Gene probes made using 'DNA origami' could monitor single cells
US scientists have made nanoparticles from DNA that they say could be used to identify the genes being expressed in a single cell.
The team, led by Hao Yan of the Centre for Single Molecule Biophysics at Arizona State University, believe their nanoparticles offer significant advantages over the two existing techniques used to analyse the complex mixtures of messenger RNA produced by active genes.
Conventional DNA microarrays are slow, difficult to scale down for use with small samples and only work if the target molecule is tagged with a fluorescent label. The alternative - amplifying up the target RNA using the polymerase chain reaction - requires careful handling of reagents to avoid errors during the replication process, Hao told Chemistry World.

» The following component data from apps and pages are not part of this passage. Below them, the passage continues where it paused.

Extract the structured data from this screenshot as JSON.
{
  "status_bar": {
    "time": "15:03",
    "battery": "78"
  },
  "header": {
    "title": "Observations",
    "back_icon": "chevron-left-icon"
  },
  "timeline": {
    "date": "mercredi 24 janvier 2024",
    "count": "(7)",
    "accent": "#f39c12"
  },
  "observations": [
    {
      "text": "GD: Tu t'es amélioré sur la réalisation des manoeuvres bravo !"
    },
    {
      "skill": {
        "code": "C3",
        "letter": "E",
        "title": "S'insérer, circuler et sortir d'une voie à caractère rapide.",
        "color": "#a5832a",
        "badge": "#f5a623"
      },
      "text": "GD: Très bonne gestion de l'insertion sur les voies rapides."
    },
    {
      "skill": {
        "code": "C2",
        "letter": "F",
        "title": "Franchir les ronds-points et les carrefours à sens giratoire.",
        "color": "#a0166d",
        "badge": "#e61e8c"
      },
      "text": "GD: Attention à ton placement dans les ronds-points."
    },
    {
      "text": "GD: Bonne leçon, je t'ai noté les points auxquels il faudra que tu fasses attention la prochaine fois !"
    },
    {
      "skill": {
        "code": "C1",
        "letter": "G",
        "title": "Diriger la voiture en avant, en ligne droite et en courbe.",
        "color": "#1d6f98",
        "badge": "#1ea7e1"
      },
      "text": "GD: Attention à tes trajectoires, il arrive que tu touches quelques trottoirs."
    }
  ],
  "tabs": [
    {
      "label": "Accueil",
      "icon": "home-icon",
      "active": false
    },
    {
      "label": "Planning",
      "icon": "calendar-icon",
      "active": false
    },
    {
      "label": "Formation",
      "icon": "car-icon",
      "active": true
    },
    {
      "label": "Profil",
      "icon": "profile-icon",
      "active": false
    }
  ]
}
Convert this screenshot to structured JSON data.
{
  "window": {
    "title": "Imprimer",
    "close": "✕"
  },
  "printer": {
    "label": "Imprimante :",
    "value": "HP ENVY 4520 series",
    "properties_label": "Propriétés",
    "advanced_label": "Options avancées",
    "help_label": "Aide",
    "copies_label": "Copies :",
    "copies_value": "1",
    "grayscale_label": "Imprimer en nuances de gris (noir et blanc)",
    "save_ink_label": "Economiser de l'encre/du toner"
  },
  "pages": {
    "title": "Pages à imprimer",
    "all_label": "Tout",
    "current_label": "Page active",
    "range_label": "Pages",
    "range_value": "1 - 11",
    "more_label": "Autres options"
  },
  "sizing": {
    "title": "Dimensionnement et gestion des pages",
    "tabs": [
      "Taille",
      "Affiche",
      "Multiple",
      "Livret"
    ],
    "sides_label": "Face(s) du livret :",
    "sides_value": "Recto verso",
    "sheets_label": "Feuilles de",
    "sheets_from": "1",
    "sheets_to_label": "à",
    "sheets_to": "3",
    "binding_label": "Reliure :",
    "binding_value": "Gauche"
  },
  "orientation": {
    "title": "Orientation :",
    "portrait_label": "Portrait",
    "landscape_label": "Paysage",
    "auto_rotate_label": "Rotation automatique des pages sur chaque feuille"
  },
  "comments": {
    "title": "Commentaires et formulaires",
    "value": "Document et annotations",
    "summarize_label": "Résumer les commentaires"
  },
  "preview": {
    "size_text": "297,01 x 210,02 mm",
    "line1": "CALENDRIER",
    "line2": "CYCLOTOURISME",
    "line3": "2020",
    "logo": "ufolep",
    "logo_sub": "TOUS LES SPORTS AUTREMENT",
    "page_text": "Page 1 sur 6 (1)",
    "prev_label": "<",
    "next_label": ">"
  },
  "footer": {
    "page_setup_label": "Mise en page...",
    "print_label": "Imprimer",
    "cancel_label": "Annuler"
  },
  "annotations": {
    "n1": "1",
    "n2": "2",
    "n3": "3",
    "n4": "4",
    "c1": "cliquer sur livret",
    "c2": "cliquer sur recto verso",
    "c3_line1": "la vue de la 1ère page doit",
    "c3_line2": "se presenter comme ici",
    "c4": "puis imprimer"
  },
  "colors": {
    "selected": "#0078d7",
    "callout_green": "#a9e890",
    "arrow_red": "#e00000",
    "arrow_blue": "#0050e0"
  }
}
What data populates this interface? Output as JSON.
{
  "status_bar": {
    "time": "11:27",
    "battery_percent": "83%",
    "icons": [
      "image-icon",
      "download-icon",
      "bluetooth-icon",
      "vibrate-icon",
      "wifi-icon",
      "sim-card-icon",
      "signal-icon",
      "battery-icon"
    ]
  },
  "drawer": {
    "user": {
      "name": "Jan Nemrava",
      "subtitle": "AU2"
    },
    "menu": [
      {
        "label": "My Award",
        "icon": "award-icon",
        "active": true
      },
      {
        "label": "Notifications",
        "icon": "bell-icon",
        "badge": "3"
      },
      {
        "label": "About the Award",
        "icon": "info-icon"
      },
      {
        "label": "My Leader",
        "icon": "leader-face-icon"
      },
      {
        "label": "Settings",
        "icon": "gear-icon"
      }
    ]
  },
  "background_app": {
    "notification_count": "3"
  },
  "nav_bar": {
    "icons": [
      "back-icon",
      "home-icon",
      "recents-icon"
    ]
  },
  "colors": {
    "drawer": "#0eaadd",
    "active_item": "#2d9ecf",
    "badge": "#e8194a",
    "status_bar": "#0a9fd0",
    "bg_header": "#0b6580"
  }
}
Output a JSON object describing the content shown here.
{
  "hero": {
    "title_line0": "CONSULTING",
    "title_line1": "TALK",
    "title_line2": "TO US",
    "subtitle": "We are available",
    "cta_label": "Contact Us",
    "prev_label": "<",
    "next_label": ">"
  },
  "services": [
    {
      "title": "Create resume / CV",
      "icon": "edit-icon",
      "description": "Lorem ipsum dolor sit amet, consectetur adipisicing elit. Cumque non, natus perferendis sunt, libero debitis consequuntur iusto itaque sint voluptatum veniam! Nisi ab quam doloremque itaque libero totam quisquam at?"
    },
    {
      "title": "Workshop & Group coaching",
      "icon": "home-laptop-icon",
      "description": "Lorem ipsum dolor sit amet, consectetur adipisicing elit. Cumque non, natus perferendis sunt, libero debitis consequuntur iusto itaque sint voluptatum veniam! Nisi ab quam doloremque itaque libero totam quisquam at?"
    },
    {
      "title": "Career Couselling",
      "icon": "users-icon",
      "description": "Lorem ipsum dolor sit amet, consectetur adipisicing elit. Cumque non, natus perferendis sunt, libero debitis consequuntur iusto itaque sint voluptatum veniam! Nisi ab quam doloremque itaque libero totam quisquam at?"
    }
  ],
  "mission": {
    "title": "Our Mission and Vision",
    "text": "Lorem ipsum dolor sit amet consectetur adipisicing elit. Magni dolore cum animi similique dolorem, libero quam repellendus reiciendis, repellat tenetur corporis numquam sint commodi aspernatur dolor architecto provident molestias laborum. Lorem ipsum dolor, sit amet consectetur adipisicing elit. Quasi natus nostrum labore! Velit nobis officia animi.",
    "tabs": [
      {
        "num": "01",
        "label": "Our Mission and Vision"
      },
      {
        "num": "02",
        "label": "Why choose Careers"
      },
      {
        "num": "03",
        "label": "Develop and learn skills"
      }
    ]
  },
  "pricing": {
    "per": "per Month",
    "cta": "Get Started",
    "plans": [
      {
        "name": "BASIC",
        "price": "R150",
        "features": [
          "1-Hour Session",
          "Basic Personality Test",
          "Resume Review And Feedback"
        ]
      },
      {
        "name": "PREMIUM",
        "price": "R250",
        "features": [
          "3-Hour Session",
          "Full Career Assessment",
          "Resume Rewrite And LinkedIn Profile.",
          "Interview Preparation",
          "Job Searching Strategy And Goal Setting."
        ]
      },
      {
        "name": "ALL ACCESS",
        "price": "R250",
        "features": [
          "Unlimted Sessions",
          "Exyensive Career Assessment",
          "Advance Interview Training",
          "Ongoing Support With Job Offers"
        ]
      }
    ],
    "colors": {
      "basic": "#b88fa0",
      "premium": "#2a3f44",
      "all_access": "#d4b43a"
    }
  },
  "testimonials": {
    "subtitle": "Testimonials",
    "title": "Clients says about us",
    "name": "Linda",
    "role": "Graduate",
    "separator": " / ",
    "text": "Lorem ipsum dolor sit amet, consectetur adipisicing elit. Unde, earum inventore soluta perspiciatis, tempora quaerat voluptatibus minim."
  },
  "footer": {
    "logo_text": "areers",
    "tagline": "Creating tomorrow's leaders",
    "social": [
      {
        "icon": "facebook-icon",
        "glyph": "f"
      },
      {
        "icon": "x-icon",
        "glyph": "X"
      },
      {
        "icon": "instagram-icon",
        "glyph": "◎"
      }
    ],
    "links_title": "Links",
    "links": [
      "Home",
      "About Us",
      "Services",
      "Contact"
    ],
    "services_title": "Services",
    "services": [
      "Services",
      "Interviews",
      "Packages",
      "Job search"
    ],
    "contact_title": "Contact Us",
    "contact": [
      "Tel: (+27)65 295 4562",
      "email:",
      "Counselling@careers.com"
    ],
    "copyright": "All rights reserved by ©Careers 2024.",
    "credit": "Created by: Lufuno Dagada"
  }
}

The new method directly detects the specific target molecule with remarkable sensitivity because the probe is built using a single DNA molecule, shaped like a tile and measuring only 60nm by 60nm. The tiles are the first practical application of the ’scaffolded DNA origami’ method developed in 2006 by Paul Rothemund at Caltech in Pasadena, California. This involves a single DNA strand folded into shape and stapled in place by multiple shorter strands which can self assemble into millions of identical copies.
Probes for particular RNA sequence are incorporated into the tiles, which are water soluble and can be mixed with the test sample so that the target sequences bind to form a DNA/RNA hybrid. Then the tiles are adsorbed on to a mica surface and the resulting surface shape is read by atomic force microscopy - which uses a sharp-pointed probe drawn over the sample to produce an image.
Hao’s team have made probes for three RNA gene products found in mouse cells. But they next plan to test the sensitivity of the technique to its limit. ’We are going down to single cell gene expression detection and use the tile to study cooperative interactions between a variety of biomolecules,’ he said.
Rothemund believes this development of his technology could provide valuable information on the biochemical mechanisms operating within a cell. ’Hao’s team point out that their chips can bind proteins as well as RNA. So perhaps nucleic acid and protein complexes, straight from the cell, can be visualised in the future,’ he told Chemistry World. ’Much of the machinery of the cell is made up of such complexes but it is very difficult to find how the parts are arranged. Perhaps this technique can help us do so.’
et al, Science3192 Nature440, 297 (DOI: 10.1038/nature04586)